> **WHAT THE EXERCISE ASKS**
When a line contains the string "Mode", it counts once; give the total of such lines in the entries below and nothing else.
# # #
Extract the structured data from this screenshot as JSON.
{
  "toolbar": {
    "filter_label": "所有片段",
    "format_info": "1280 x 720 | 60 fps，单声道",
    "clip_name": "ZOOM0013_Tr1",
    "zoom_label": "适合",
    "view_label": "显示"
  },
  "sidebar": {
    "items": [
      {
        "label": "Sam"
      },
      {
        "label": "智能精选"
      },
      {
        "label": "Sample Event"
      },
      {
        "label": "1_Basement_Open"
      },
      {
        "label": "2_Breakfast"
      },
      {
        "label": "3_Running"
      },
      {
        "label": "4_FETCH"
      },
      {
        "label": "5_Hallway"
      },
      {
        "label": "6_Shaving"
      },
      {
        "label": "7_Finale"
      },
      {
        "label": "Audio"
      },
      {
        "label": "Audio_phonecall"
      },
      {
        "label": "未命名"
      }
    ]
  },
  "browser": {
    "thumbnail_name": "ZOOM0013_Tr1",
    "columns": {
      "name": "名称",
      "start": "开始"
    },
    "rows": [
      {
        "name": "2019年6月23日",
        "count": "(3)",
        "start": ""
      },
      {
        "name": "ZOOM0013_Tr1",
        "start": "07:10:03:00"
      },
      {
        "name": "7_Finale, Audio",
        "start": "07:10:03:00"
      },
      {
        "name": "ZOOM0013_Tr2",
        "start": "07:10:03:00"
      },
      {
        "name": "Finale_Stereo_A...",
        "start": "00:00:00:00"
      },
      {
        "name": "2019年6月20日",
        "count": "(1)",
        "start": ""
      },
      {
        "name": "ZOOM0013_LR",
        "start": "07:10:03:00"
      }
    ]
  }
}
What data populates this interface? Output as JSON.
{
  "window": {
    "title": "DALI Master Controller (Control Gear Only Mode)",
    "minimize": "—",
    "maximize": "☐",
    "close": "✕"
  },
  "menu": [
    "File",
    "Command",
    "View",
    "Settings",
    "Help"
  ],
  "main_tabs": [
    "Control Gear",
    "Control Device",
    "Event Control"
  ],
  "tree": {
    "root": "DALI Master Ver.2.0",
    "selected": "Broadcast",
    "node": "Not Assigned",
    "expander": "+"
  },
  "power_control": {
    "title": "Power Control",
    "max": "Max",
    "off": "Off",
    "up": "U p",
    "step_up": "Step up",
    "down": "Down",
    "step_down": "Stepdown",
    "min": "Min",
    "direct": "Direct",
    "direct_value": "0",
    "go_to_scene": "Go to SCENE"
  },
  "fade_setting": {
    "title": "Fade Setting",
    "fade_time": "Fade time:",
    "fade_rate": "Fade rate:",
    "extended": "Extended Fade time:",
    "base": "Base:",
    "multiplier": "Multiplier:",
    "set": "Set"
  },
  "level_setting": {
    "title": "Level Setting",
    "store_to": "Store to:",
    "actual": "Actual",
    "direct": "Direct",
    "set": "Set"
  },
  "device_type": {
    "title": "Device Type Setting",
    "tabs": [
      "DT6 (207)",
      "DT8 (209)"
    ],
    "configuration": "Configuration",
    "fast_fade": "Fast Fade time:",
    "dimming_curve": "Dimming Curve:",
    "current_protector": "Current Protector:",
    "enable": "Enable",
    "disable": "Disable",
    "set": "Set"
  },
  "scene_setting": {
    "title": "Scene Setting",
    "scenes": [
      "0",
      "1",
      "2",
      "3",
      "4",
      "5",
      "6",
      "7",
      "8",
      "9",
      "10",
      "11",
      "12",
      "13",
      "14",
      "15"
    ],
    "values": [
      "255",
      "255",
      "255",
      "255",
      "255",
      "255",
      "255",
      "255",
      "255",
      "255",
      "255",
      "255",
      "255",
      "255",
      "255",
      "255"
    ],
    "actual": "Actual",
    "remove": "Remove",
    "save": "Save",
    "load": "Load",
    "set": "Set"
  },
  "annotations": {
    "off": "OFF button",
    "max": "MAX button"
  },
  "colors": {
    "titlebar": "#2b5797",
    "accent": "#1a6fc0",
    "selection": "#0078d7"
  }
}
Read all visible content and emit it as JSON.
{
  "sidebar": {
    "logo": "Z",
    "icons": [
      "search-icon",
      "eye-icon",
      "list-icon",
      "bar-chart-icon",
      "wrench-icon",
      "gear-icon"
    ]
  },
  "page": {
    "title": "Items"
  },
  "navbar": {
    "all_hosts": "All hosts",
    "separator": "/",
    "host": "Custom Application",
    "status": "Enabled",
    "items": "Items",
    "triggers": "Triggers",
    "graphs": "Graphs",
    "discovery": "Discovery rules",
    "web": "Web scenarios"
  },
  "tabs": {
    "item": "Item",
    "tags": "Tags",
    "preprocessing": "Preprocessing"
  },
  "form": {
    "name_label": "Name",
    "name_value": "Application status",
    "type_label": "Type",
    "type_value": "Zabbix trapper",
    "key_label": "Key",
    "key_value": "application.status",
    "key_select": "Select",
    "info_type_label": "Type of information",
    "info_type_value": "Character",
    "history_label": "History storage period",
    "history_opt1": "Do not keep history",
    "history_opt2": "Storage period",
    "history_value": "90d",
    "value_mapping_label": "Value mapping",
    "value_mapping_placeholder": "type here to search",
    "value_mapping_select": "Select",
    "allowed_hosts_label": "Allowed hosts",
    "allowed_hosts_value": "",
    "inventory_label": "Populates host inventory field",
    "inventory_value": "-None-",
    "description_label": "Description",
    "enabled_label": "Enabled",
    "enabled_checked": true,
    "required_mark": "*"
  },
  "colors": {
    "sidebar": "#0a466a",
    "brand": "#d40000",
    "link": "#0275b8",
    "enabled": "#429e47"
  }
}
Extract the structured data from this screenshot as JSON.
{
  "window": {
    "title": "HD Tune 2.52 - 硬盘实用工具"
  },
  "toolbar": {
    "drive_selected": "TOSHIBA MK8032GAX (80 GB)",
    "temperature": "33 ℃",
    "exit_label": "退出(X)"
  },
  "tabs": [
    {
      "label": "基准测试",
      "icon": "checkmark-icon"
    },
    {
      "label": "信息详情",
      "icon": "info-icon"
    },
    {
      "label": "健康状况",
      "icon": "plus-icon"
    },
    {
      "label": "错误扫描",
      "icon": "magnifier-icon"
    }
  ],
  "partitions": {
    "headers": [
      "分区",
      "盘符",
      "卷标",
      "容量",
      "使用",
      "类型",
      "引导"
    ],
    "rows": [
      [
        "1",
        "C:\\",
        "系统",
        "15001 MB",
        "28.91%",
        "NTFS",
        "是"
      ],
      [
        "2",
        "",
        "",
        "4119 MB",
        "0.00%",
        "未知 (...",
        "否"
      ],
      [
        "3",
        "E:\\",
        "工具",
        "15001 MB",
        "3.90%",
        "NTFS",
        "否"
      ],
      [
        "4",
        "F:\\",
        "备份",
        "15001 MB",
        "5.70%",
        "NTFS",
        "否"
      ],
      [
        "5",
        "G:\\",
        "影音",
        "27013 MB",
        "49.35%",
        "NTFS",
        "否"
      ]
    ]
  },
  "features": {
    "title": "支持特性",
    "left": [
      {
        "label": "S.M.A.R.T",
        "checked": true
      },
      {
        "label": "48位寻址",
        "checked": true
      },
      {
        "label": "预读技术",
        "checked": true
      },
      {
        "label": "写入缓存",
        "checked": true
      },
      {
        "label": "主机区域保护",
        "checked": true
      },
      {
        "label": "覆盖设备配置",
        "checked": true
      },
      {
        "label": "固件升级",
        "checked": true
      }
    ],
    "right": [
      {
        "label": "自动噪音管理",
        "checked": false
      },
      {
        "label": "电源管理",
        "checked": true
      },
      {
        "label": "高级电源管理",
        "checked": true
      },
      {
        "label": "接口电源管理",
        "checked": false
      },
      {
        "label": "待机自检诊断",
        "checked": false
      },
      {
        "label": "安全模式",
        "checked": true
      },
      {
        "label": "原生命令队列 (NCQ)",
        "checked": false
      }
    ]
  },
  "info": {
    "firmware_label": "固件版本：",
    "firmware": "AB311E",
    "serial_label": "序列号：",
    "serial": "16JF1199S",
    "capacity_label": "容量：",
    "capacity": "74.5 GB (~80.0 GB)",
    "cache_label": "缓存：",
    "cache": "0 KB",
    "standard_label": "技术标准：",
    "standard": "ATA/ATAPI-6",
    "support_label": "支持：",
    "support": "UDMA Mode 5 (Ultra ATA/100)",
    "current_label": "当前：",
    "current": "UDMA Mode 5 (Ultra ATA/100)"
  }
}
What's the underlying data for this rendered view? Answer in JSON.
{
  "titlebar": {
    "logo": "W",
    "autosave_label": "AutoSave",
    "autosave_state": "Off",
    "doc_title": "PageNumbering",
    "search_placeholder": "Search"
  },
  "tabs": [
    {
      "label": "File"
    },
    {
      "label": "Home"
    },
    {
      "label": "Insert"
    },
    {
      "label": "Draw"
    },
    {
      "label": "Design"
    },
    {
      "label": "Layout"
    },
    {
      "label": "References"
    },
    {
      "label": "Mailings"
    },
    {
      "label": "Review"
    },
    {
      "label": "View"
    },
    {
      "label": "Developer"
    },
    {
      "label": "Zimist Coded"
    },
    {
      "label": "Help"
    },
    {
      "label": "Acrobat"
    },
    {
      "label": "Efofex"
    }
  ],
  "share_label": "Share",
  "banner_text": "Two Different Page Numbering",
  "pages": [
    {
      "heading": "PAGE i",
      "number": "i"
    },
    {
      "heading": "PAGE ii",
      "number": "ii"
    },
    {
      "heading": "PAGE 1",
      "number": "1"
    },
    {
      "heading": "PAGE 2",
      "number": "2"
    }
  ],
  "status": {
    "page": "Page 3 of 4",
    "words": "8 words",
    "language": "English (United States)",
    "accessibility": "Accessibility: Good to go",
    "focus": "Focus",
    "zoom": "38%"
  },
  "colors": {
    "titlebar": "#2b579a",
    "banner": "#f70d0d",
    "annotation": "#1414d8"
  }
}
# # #
> **WRITTEN SOLUTION**
3